Task details | Within the entries below, find every line that has the string "hint", then copy it.

[Data for review — start]

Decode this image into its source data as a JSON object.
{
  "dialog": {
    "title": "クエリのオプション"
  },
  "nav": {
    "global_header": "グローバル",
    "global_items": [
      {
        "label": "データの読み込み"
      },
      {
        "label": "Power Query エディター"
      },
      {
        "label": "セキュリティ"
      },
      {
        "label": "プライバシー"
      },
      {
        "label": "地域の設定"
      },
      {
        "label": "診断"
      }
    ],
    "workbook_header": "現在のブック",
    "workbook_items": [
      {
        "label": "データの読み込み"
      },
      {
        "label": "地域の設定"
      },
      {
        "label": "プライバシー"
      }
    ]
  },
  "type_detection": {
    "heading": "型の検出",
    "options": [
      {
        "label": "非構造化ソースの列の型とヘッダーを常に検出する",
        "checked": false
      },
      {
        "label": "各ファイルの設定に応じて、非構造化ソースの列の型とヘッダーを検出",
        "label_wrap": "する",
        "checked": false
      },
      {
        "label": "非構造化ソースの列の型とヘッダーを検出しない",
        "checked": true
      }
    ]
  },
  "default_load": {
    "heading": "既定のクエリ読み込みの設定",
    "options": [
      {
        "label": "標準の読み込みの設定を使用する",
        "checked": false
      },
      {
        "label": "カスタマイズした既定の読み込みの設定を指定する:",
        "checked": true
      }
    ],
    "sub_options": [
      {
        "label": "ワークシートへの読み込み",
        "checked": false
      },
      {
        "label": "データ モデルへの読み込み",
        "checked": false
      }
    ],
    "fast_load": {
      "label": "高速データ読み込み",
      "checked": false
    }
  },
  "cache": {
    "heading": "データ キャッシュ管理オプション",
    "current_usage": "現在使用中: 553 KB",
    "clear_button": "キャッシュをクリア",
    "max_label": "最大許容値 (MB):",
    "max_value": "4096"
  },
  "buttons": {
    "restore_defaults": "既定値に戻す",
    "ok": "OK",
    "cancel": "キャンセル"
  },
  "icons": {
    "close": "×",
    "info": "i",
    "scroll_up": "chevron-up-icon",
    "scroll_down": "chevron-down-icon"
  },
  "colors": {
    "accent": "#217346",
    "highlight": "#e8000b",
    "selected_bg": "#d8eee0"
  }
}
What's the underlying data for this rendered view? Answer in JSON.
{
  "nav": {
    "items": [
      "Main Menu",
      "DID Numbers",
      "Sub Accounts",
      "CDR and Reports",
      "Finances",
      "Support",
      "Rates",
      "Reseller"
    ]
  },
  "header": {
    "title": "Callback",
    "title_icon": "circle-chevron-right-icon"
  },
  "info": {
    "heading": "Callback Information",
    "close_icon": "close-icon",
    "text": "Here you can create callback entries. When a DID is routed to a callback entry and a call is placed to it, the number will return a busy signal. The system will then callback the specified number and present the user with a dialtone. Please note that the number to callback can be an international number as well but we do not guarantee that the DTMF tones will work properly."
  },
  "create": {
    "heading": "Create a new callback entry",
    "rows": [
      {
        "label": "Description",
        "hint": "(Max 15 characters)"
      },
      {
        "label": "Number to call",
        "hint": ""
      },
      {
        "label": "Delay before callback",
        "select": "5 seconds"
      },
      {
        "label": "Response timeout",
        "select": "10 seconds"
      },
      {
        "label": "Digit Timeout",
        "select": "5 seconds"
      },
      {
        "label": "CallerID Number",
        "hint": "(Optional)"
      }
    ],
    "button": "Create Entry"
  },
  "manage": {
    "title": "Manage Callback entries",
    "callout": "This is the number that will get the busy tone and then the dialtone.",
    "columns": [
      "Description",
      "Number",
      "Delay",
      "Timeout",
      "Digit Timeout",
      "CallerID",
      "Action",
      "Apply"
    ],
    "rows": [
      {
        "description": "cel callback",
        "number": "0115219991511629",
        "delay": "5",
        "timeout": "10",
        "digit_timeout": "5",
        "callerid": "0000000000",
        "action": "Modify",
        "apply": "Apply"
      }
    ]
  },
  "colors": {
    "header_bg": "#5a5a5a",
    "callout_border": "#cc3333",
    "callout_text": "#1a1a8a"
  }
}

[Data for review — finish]

Result of this exercise |
        "hint": "(Max 15 characters)"
        "hint": ""
        "hint": "(Optional)"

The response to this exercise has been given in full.